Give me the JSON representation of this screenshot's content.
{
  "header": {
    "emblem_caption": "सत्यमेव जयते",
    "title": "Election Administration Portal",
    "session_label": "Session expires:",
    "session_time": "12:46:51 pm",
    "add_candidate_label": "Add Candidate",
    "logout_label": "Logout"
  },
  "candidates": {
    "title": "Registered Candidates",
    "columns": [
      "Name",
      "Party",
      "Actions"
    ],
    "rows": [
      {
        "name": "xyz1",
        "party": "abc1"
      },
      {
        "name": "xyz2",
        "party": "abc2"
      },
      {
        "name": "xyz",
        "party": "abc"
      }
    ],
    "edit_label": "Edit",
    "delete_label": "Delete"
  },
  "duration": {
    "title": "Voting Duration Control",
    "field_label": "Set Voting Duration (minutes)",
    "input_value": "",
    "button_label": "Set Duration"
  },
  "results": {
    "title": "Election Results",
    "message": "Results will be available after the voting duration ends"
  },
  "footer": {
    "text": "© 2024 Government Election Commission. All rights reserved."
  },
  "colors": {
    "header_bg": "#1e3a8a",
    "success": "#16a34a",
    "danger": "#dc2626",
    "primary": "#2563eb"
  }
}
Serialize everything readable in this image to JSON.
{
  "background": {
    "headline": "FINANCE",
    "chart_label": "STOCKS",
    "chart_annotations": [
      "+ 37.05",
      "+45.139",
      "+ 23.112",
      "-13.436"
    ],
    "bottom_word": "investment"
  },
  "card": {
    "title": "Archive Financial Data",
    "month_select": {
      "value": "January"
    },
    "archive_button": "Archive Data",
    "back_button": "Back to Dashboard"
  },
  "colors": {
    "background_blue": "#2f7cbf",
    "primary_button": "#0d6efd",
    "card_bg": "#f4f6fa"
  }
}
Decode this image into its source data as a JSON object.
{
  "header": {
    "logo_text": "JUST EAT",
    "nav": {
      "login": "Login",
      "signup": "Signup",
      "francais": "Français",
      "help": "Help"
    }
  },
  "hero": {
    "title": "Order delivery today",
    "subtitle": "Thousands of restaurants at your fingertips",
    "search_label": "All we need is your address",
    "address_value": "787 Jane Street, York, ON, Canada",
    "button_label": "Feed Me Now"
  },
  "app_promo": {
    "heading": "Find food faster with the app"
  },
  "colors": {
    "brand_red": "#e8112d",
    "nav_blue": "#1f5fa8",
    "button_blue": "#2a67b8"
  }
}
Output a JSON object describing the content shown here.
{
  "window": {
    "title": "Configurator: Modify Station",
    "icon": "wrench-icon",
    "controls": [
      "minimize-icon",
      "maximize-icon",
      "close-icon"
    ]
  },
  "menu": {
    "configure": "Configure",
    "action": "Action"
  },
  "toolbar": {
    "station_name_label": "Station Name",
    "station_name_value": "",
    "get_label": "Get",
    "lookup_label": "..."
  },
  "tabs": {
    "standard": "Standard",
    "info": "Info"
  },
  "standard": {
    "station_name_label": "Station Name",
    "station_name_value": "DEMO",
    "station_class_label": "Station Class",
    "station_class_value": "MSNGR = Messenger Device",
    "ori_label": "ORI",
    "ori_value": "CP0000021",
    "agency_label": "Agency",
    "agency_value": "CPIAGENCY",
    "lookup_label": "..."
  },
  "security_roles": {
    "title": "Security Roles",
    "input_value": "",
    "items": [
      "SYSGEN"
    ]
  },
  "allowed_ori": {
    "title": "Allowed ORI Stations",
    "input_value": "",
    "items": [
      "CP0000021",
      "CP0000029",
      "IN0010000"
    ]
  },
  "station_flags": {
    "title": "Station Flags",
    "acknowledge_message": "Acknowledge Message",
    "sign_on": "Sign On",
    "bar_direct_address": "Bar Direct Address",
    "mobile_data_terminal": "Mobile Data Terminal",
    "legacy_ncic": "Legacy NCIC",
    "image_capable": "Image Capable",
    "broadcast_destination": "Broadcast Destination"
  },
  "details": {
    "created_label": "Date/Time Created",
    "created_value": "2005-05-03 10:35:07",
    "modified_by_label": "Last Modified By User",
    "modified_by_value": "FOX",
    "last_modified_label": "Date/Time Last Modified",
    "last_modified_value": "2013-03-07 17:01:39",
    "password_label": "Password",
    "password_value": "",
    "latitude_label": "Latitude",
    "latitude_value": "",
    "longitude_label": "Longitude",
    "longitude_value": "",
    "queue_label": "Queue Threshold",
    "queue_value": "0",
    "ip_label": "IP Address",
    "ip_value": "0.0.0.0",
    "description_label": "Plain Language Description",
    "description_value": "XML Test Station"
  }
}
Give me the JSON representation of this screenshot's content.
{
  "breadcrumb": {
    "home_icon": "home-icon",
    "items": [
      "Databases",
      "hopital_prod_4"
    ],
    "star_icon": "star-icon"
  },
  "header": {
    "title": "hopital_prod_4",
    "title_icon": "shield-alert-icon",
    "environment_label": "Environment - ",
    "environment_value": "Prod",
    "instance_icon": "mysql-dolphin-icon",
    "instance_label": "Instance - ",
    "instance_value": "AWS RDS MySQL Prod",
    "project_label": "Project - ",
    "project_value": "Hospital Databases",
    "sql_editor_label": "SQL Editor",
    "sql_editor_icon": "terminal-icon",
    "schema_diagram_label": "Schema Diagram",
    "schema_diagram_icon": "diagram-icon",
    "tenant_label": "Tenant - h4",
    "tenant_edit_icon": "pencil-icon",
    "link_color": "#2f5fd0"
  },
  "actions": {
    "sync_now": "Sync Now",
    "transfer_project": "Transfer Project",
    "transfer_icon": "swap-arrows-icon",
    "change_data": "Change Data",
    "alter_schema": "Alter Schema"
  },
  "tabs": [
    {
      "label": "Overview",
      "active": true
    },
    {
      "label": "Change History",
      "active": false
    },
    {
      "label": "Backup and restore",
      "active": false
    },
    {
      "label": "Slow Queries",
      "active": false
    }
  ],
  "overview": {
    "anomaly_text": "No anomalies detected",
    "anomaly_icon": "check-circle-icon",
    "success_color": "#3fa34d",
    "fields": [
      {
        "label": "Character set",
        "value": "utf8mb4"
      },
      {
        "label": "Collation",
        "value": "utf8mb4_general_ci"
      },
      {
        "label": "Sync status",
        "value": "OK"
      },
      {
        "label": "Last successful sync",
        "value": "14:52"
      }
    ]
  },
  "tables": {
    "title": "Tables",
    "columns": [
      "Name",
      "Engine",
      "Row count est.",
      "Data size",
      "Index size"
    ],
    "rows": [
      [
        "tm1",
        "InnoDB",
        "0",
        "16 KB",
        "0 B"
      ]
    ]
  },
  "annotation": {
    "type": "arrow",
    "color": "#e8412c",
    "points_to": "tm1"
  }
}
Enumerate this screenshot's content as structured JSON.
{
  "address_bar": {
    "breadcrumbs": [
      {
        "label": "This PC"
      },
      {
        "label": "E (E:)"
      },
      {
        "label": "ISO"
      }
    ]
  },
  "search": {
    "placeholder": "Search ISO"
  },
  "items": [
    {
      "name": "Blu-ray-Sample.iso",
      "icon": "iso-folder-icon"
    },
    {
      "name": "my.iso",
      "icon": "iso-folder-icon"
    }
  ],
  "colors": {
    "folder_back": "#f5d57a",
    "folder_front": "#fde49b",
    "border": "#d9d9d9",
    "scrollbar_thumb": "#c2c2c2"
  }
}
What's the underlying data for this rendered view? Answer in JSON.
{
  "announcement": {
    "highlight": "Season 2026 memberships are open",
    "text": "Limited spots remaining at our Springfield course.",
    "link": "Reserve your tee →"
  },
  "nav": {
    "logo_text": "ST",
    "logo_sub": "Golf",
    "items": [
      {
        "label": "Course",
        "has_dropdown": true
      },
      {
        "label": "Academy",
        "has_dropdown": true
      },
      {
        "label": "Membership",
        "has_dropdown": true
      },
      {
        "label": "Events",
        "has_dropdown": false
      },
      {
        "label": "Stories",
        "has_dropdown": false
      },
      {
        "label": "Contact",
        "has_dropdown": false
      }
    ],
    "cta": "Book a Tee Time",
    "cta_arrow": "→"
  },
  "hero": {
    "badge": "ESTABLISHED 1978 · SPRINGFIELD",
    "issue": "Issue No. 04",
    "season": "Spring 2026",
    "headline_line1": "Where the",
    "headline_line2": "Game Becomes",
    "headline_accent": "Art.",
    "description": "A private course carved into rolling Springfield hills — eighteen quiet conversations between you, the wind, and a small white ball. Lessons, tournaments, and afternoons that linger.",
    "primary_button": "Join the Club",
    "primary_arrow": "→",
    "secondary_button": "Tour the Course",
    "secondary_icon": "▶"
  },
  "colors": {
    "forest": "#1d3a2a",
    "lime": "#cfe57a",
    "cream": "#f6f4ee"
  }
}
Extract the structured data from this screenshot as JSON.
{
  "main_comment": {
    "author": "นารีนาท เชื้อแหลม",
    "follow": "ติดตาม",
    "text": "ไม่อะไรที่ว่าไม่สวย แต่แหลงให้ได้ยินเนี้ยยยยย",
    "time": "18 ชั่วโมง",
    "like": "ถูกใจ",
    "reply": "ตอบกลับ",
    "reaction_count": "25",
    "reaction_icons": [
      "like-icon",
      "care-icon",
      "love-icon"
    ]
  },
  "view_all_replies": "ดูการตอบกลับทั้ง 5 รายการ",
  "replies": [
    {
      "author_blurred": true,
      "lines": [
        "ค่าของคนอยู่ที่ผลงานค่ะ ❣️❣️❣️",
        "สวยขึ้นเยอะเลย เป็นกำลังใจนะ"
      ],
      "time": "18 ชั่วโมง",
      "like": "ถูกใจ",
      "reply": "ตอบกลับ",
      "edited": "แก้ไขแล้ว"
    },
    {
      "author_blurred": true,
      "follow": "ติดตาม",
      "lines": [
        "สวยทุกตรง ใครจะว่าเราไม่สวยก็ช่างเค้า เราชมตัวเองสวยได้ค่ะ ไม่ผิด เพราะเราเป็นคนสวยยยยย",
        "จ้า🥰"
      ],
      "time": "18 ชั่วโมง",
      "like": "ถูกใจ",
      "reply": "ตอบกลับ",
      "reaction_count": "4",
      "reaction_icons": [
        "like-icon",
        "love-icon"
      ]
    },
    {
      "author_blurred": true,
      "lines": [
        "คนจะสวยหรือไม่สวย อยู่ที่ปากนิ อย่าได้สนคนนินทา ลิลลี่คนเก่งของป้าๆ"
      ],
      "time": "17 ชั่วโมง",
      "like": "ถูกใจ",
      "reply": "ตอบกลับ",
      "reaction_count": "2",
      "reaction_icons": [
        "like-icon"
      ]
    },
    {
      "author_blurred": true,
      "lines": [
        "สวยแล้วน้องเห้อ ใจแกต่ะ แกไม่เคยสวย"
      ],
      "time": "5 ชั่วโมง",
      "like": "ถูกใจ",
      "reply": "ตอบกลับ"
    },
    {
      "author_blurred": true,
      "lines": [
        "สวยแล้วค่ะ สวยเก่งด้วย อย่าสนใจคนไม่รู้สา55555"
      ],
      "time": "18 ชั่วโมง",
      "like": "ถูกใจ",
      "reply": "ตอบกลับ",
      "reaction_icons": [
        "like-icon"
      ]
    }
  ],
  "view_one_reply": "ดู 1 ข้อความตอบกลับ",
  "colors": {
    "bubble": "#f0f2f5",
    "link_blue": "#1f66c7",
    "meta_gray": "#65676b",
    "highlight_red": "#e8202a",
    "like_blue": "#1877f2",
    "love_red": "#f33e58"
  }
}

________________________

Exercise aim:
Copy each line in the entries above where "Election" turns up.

Task result:
    "title": "Election Administration Portal",
    "title": "Election Results",
    "text": "© 2024 Government Election Commission. All rights reserved."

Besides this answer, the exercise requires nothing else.